Vacuuming the system down achieves three things. The first is that it removes air from the AC lines – an AC system will not work with air in the lines. The second is that it removes moisture from the system. This is because the lower the air pressure, the lower the boiling point of water. If you’ve ever seen a documentary on climbing Mt Everest, you will have seen that climbers cannot make a hot cup of coffee above a certain altitude because the lower air pressure at altitude means that the water is only slightly warm before it starts boiling. In a Vacuum the water will boil off at room temperature and the pump removes the humidity from the system.
The final thing that a Vacuum does is check for leaks. When the pump has been running for 30 minutes close the yellow valve on the AC gauges and switch the pump off. Leave the gauges connected for as long as possible – overnight is great. Take a photo of the Gauge reading for reference, and check back at the end of the time to see if the needles have moved (or the numbers have changed if you have a digital gauge). If the amount of Vacuum has decreased you have a leak in the system, and you’ll have to go into leak detection mode. That’s another article in itself, but the first places to check are the R/D connections and the connection to the firewall. With a big leak, you may be able to hear it. With a small leak, you’ll need to use other methods.
A professional will often test the AC system with pressurized Nitrogen – if you know how to do this and have the equipment, it will work well. But if you can hold a good vacuum overnight then you’re able to proceed to the filling of the system with r134a. I won’t detail that procedure as there are plenty of articles detailing how to do it. If you have access to shop-bought r134a cans, you can fill it yourself. If you live somewhere where the sale of AC gas is regulated, you’ll have to take the car or get a mobile technician to do the fill.
Step 9 : You’re Done
If you made it this far, give yourself a hearty congratulations and open the celebratory beverage of your choice. While this is a long procedure and contains many different aspects, it is quite satisfying to complete and complete well. The E39 is a well engineered car which can be pulled apart and reassembled without breaking lots of parts, if you take your time and do things properly.
You should expect to spend at least 20 hours or more from start to finish. Getting this done in a workshop will be a multiple-thousand dollar bill in most places – DIY in this case

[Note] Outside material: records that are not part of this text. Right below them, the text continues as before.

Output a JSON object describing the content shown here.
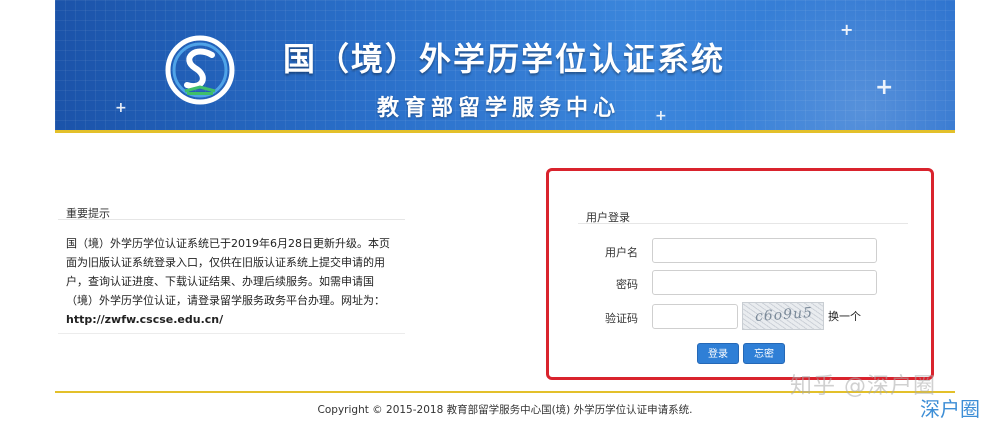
{
  "banner": {
    "title": "国（境）外学历学位认证系统",
    "subtitle": "教育部留学服务中心"
  },
  "notice": {
    "title": "重要提示",
    "body": "国（境）外学历学位认证系统已于2019年6月28日更新升级。本页面为旧版认证系统登录入口，仅供在旧版认证系统上提交申请的用户，查询认证进度、下载认证结果、办理后续服务。如需申请国（境）外学历学位认证，请登录留学服务政务平台办理。网址为：",
    "url": "http://zwfw.cscse.edu.cn/"
  },
  "login": {
    "title": "用户登录",
    "username_label": "用户名",
    "password_label": "密码",
    "captcha_label": "验证码",
    "captcha_text": "c6o9u5",
    "refresh_label": "换一个",
    "login_button": "登录",
    "forgot_button": "忘密",
    "username_value": "",
    "password_value": "",
    "captcha_value": ""
  },
  "footer": {
    "copyright": "Copyright © 2015-2018 教育部留学服务中心国(境) 外学历学位认证申请系统."
  },
  "watermark": {
    "line1": "知乎 @深户圈",
    "line2": "深户圈"
  },
  "colors": {
    "banner_blue": "#2a6fc9",
    "accent_gold": "#e3c02a",
    "button_blue": "#2f7fd6",
    "highlight_red": "#d9232d"
  }
}
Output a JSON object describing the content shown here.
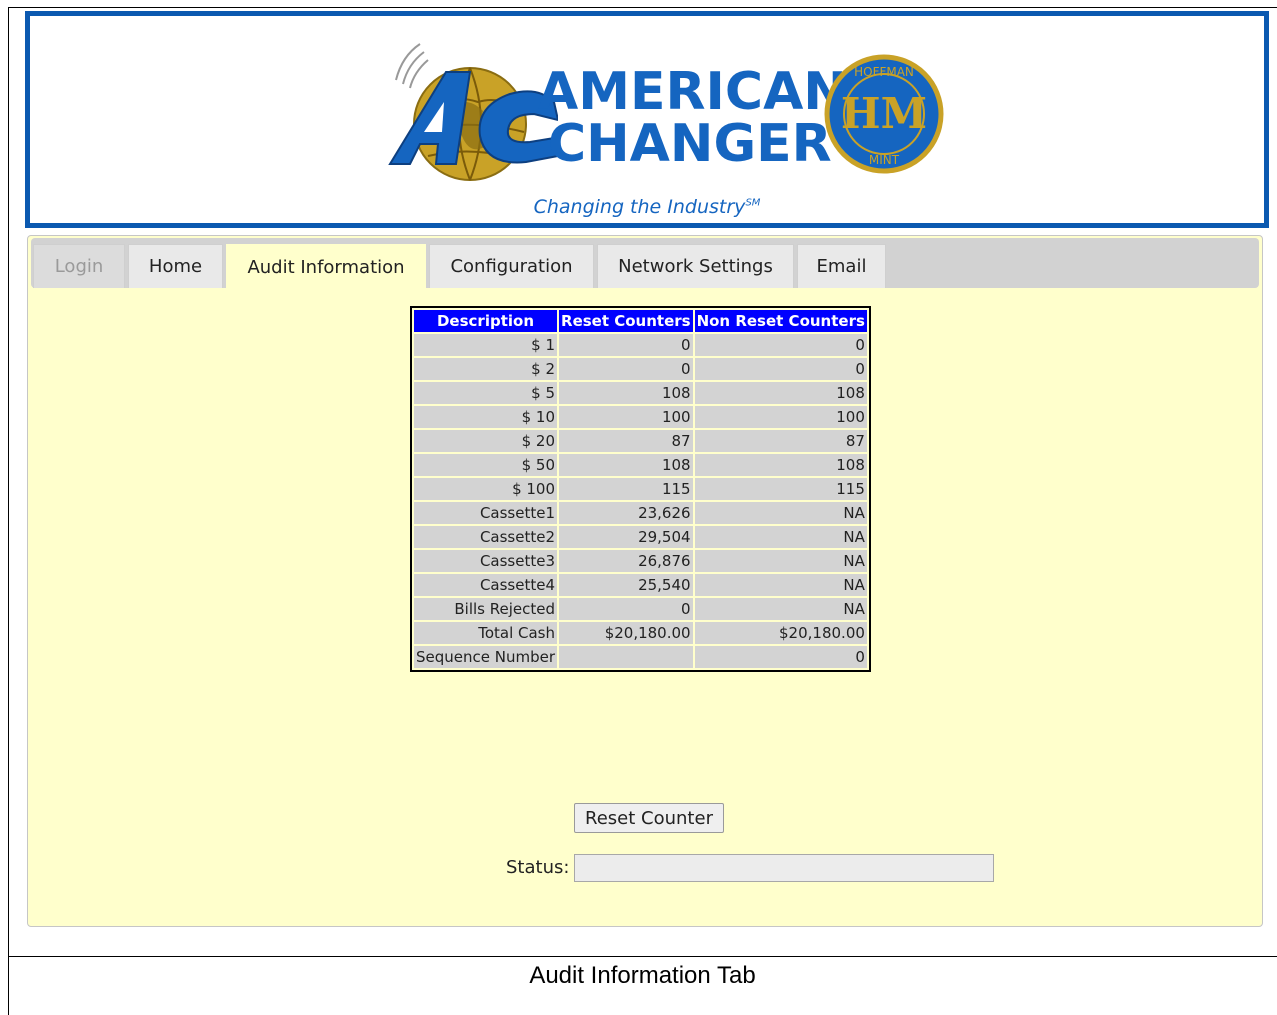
{
  "brand": {
    "name_line1": "AMERICAN",
    "name_line2": "CHANGER",
    "tagline": "Changing the Industry",
    "tagline_mark": "SM",
    "seal_letters_top": "HOFFMAN",
    "seal_letters_bottom": "MINT",
    "seal_monogram": "HM",
    "logo_monogram": "AC",
    "primary_color": "#1565c0",
    "gold_color": "#c9a227"
  },
  "tabs": [
    {
      "label": "Login",
      "state": "disabled"
    },
    {
      "label": "Home",
      "state": "normal"
    },
    {
      "label": "Audit Information",
      "state": "active"
    },
    {
      "label": "Configuration",
      "state": "normal"
    },
    {
      "label": "Network Settings",
      "state": "normal"
    },
    {
      "label": "Email",
      "state": "normal"
    }
  ],
  "table": {
    "headers": [
      "Description",
      "Reset Counters",
      "Non Reset Counters"
    ],
    "rows": [
      [
        "$ 1",
        "0",
        "0"
      ],
      [
        "$ 2",
        "0",
        "0"
      ],
      [
        "$ 5",
        "108",
        "108"
      ],
      [
        "$ 10",
        "100",
        "100"
      ],
      [
        "$ 20",
        "87",
        "87"
      ],
      [
        "$ 50",
        "108",
        "108"
      ],
      [
        "$ 100",
        "115",
        "115"
      ],
      [
        "Cassette1",
        "23,626",
        "NA"
      ],
      [
        "Cassette2",
        "29,504",
        "NA"
      ],
      [
        "Cassette3",
        "26,876",
        "NA"
      ],
      [
        "Cassette4",
        "25,540",
        "NA"
      ],
      [
        "Bills Rejected",
        "0",
        "NA"
      ],
      [
        "Total Cash",
        "$20,180.00",
        "$20,180.00"
      ],
      [
        "Sequence Number",
        "",
        "0"
      ]
    ]
  },
  "actions": {
    "reset_label": "Reset Counter",
    "status_label": "Status:",
    "status_value": ""
  },
  "caption": "Audit Information Tab"
}
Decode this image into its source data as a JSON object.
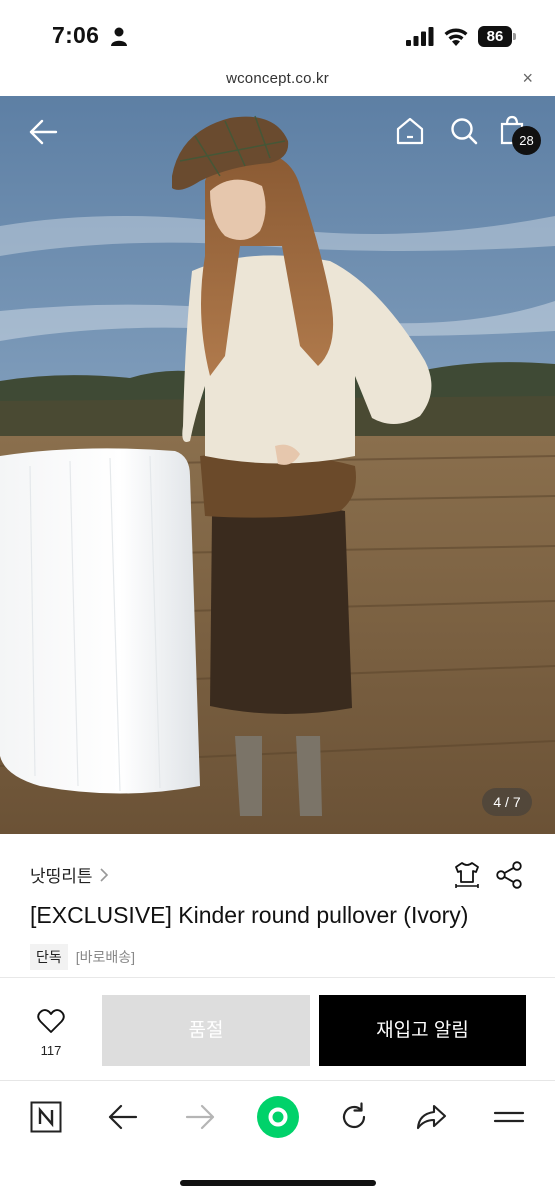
{
  "status_bar": {
    "time": "7:06",
    "battery": "86"
  },
  "browser": {
    "url": "wconcept.co.kr",
    "close_label": "×"
  },
  "hero": {
    "cart_count": "28",
    "image_counter": "4 / 7"
  },
  "product": {
    "brand": "낫띵리튼",
    "title": "[EXCLUSIVE] Kinder round pullover (Ivory)",
    "tags": {
      "exclusive": "단독",
      "shipping": "[바로배송]"
    }
  },
  "actions": {
    "like_count": "117",
    "soldout_label": "품절",
    "restock_label": "재입고 알림"
  },
  "colors": {
    "accent_green": "#00d26a",
    "black": "#000000",
    "soldout_gray": "#dddddd"
  }
}
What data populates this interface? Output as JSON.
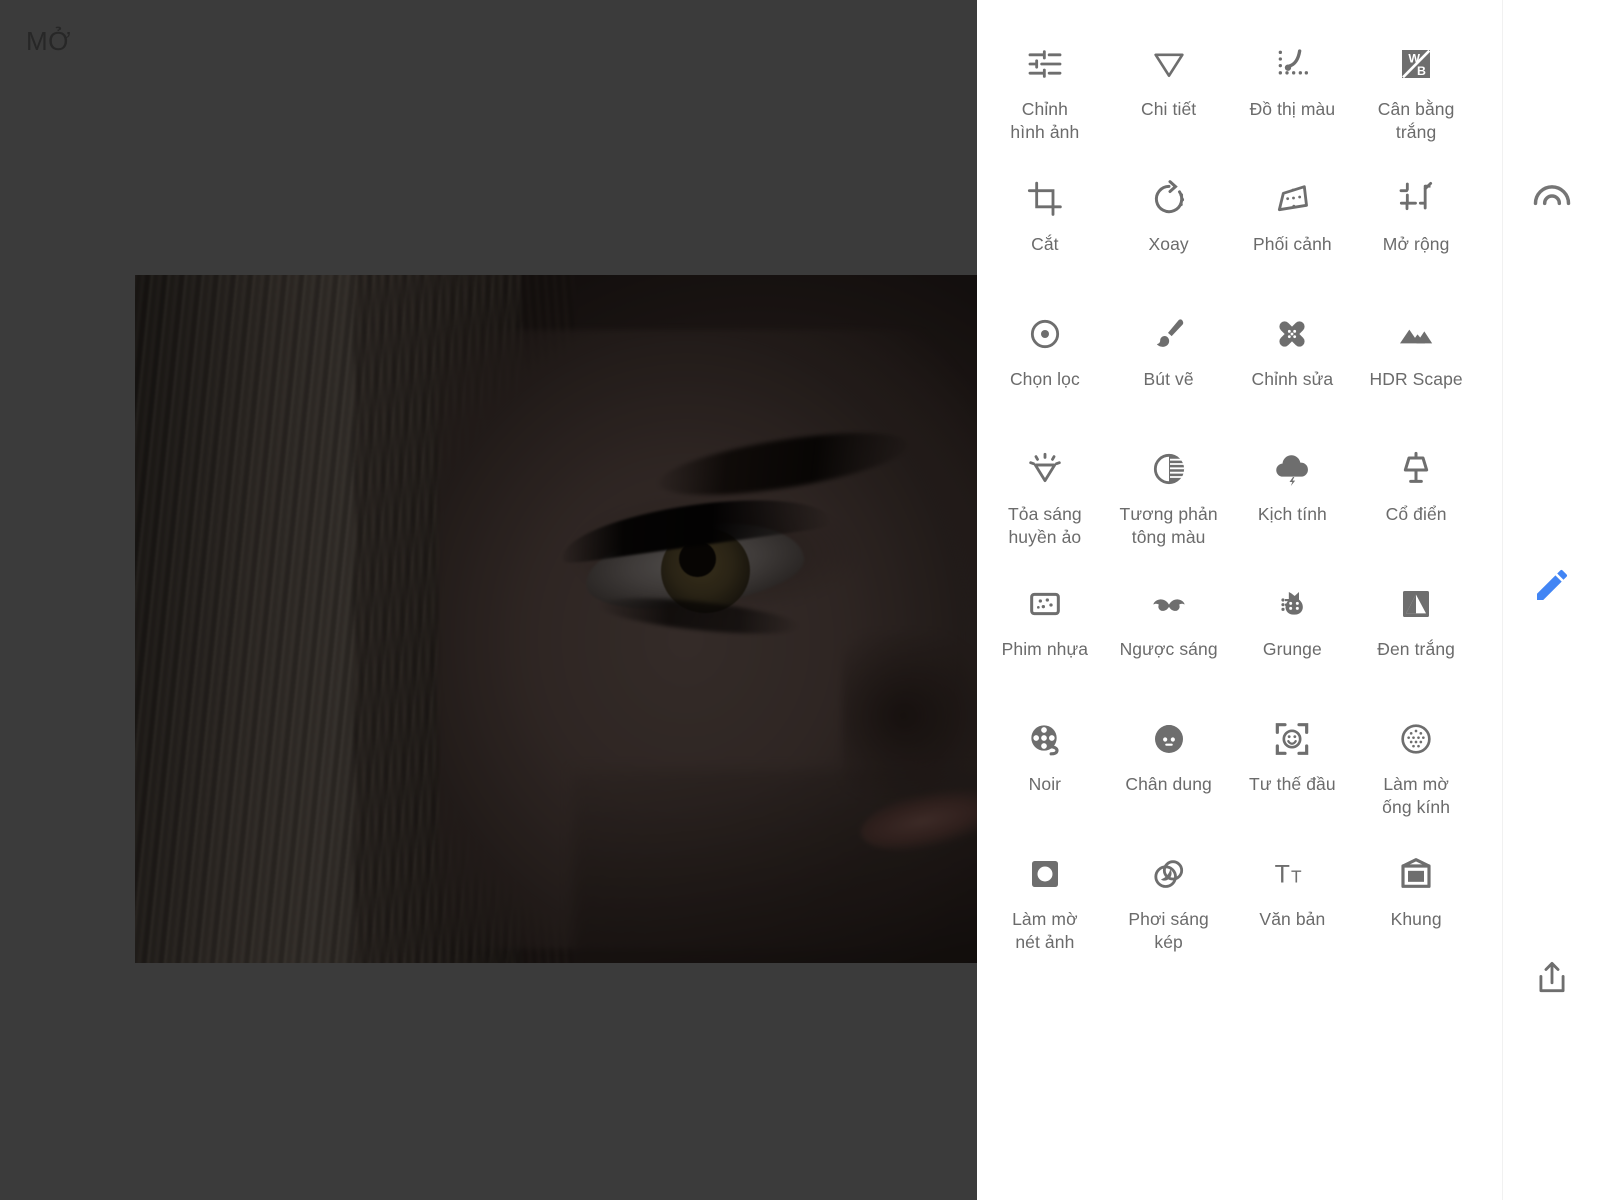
{
  "app": {
    "open_label": "MỞ"
  },
  "photo": {
    "alt_name": "close-up portrait of a blonde woman's face"
  },
  "tools": [
    {
      "label": "Chỉnh\nhình ảnh",
      "icon": "tune-icon",
      "name": "tool-tune"
    },
    {
      "label": "Chi tiết",
      "icon": "details-triangle-icon",
      "name": "tool-details"
    },
    {
      "label": "Đồ thị màu",
      "icon": "curves-icon",
      "name": "tool-curves"
    },
    {
      "label": "Cân bằng\ntrắng",
      "icon": "white-balance-icon",
      "name": "tool-white-balance"
    },
    {
      "label": "Cắt",
      "icon": "crop-icon",
      "name": "tool-crop"
    },
    {
      "label": "Xoay",
      "icon": "rotate-icon",
      "name": "tool-rotate"
    },
    {
      "label": "Phối cảnh",
      "icon": "perspective-icon",
      "name": "tool-perspective"
    },
    {
      "label": "Mở rộng",
      "icon": "expand-icon",
      "name": "tool-expand"
    },
    {
      "label": "Chọn lọc",
      "icon": "selective-icon",
      "name": "tool-selective"
    },
    {
      "label": "Bút vẽ",
      "icon": "brush-icon",
      "name": "tool-brush"
    },
    {
      "label": "Chỉnh sửa",
      "icon": "healing-bandage-icon",
      "name": "tool-healing"
    },
    {
      "label": "HDR Scape",
      "icon": "mountains-icon",
      "name": "tool-hdr-scape"
    },
    {
      "label": "Tỏa sáng\nhuyền ảo",
      "icon": "glamour-glow-icon",
      "name": "tool-glamour-glow"
    },
    {
      "label": "Tương phản\ntông màu",
      "icon": "tonal-contrast-icon",
      "name": "tool-tonal-contrast"
    },
    {
      "label": "Kịch tính",
      "icon": "drama-cloud-icon",
      "name": "tool-drama"
    },
    {
      "label": "Cổ điển",
      "icon": "vintage-lamp-icon",
      "name": "tool-vintage"
    },
    {
      "label": "Phim nhựa",
      "icon": "grainy-film-icon",
      "name": "tool-grainy-film"
    },
    {
      "label": "Ngược sáng",
      "icon": "retrolux-mustache-icon",
      "name": "tool-retrolux"
    },
    {
      "label": "Grunge",
      "icon": "grunge-cat-icon",
      "name": "tool-grunge"
    },
    {
      "label": "Đen trắng",
      "icon": "black-white-icon",
      "name": "tool-black-white"
    },
    {
      "label": "Noir",
      "icon": "film-reel-icon",
      "name": "tool-noir"
    },
    {
      "label": "Chân dung",
      "icon": "portrait-face-icon",
      "name": "tool-portrait"
    },
    {
      "label": "Tư thế đầu",
      "icon": "head-pose-icon",
      "name": "tool-head-pose"
    },
    {
      "label": "Làm mờ\nống kính",
      "icon": "lens-blur-icon",
      "name": "tool-lens-blur"
    },
    {
      "label": "Làm mờ\nnét ảnh",
      "icon": "tilt-shift-icon",
      "name": "tool-tilt-shift"
    },
    {
      "label": "Phơi sáng\nkép",
      "icon": "double-exposure-icon",
      "name": "tool-double-exposure"
    },
    {
      "label": "Văn bản",
      "icon": "text-icon",
      "name": "tool-text"
    },
    {
      "label": "Khung",
      "icon": "frames-icon",
      "name": "tool-frames"
    }
  ],
  "rail": [
    {
      "name": "looks-button",
      "icon": "looks-arc-icon",
      "color": "#757575"
    },
    {
      "name": "edit-button",
      "icon": "pencil-icon",
      "color": "#4285F4"
    },
    {
      "name": "export-button",
      "icon": "share-export-icon",
      "color": "#757575"
    }
  ],
  "colors": {
    "canvas_background": "#3b3b3b",
    "panel_background": "#ffffff",
    "icon_gray": "#6e6e6e",
    "label_gray": "#6b6b6b",
    "accent_blue": "#4285F4",
    "open_label_color": "#272727"
  }
}
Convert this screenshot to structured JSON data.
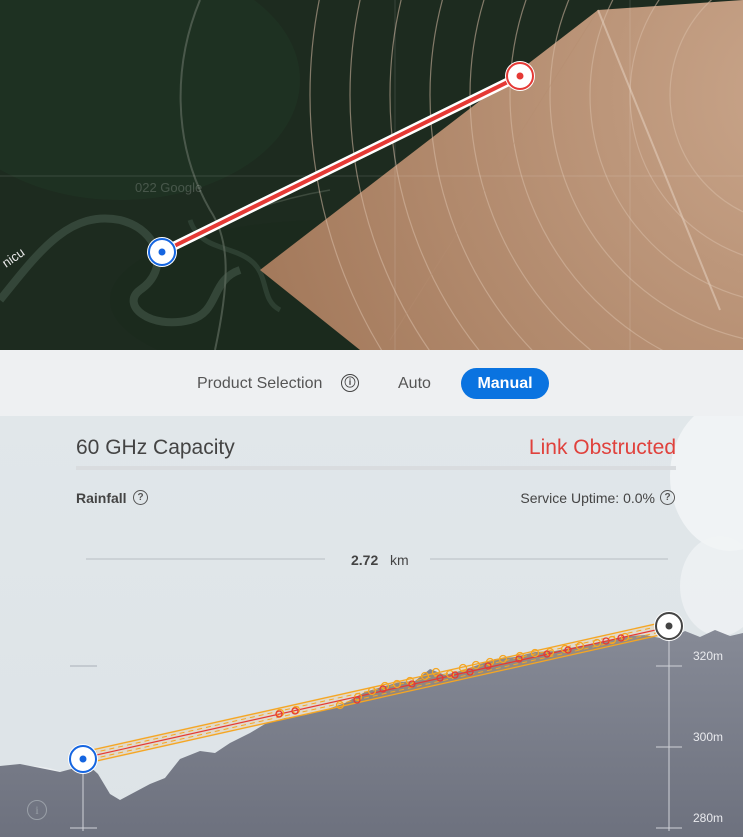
{
  "map": {
    "place_label": "nicu",
    "watermark": "022 Google",
    "link_color": "#e53935",
    "site_a_color": "#1565e0",
    "site_b_color": "#e53935"
  },
  "controls": {
    "product_selection_label": "Product Selection",
    "info_icon": "ⓘ",
    "auto_label": "Auto",
    "manual_label": "Manual",
    "active_mode": "Manual",
    "accent_color": "#0a73e0"
  },
  "panel": {
    "capacity_title": "60 GHz Capacity",
    "link_status": "Link Obstructed",
    "status_color": "#e0413c",
    "rainfall_label": "Rainfall",
    "service_uptime_label": "Service Uptime: 0.0%",
    "help_icon": "?",
    "distance_value": "2.72",
    "distance_unit": "km",
    "elevation_labels": [
      "320m",
      "300m",
      "280m"
    ],
    "bottom_info_icon": "i"
  }
}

Nothing is more satisfying on a hot day than the efficient icy-cool blast of cold air from your BMW vents, so if you find yourself needing to do this job : collect the parts, do your research, get the spare time and go for it!